If the Ruataniwha Water Storage Scheme does get the go-ahead then it could have a significant impact on the way of life in parts of Hawke's Bay.
The scheme's advocates say more irrigation will allow for more intensive farming - which could have a huge impact on the region's economy.
The proposed $600 million scheme will store 90 million cubic metres of water and take about three to four years to build.
With the social impacts of the dam in mind, a socio-economic working party has been established to help prepare the community for the changes the dam could bring.
Chairperson Debbie Hewitt says it's the working party's job to try and ensure the local community gets the maximum possible benefit from the scheme while any negative side-effects are minimised.
She says potentially the project could lift regional GDP by $235 million per year, creating an extra $110 million a year in household income and a total of 2250 ongoing jobs in the region.
Ms Hewitt says the proposed dam could bring a lot of new people to the region, and successive ownership and land-use changes are likely after the introduction of irrigation.
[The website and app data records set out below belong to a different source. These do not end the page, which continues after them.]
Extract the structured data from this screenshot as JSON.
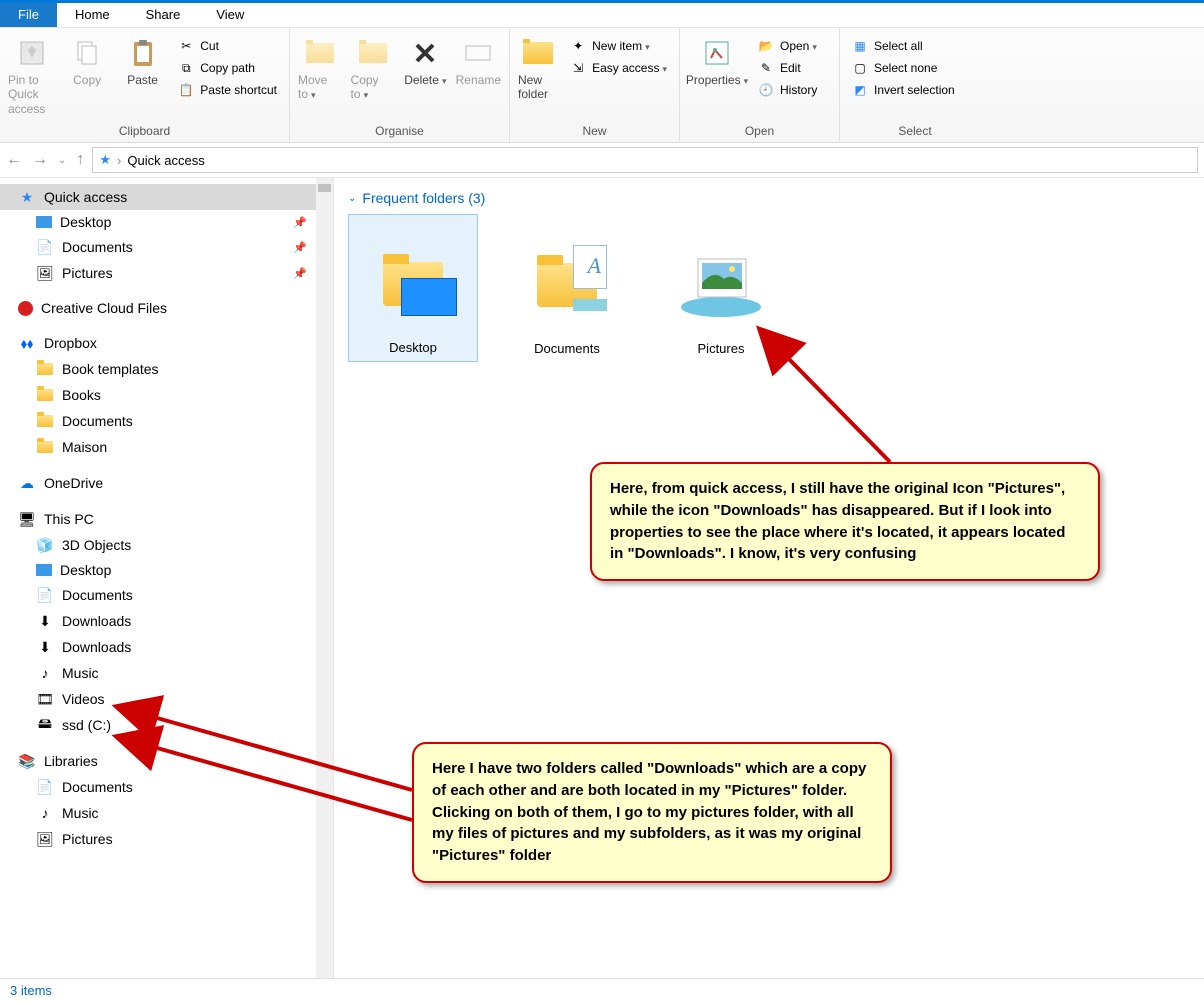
{
  "topline": true,
  "tabs": {
    "file": "File",
    "home": "Home",
    "share": "Share",
    "view": "View"
  },
  "ribbon": {
    "clipboard": {
      "label": "Clipboard",
      "pin": "Pin to Quick access",
      "copy": "Copy",
      "paste": "Paste",
      "cut": "Cut",
      "copy_path": "Copy path",
      "paste_shortcut": "Paste shortcut"
    },
    "organise": {
      "label": "Organise",
      "move_to": "Move to",
      "copy_to": "Copy to",
      "delete": "Delete",
      "rename": "Rename"
    },
    "new": {
      "label": "New",
      "new_folder": "New folder",
      "new_item": "New item",
      "easy_access": "Easy access"
    },
    "open": {
      "label": "Open",
      "properties": "Properties",
      "open": "Open",
      "edit": "Edit",
      "history": "History"
    },
    "select": {
      "label": "Select",
      "select_all": "Select all",
      "select_none": "Select none",
      "invert": "Invert selection"
    }
  },
  "breadcrumb": {
    "root": "Quick access"
  },
  "tree": {
    "quick_access": "Quick access",
    "qa_items": [
      {
        "label": "Desktop",
        "pin": true
      },
      {
        "label": "Documents",
        "pin": true
      },
      {
        "label": "Pictures",
        "pin": true
      }
    ],
    "groups": [
      {
        "label": "Creative Cloud Files",
        "icon": "cc"
      },
      {
        "label": "Dropbox",
        "icon": "dropbox",
        "children": [
          "Book templates",
          "Books",
          "Documents",
          "Maison"
        ]
      },
      {
        "label": "OneDrive",
        "icon": "onedrive"
      },
      {
        "label": "This PC",
        "icon": "pc",
        "children": [
          "3D Objects",
          "Desktop",
          "Documents",
          "Downloads",
          "Downloads",
          "Music",
          "Videos",
          "ssd (C:)"
        ]
      },
      {
        "label": "Libraries",
        "icon": "lib",
        "children": [
          "Documents",
          "Music",
          "Pictures"
        ]
      }
    ]
  },
  "content": {
    "section": "Frequent folders (3)",
    "folders": [
      {
        "label": "Desktop",
        "selected": true
      },
      {
        "label": "Documents",
        "selected": false
      },
      {
        "label": "Pictures",
        "selected": false
      }
    ]
  },
  "callout1": "Here, from quick access, I still have the original Icon \"Pictures\", while the icon \"Downloads\" has disappeared. But if I look into properties to see the place where it's located, it appears located in \"Downloads\". I know, it's very confusing",
  "callout2": "Here I have two folders called \"Downloads\" which are a copy of each other and are both located in my \"Pictures\" folder. Clicking on both of them, I go to my pictures folder, with all my files of pictures and my subfolders, as it was my original \"Pictures\" folder",
  "status": "3 items"
}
School rolls could go up, she says, and there could be greater ethnic diversity.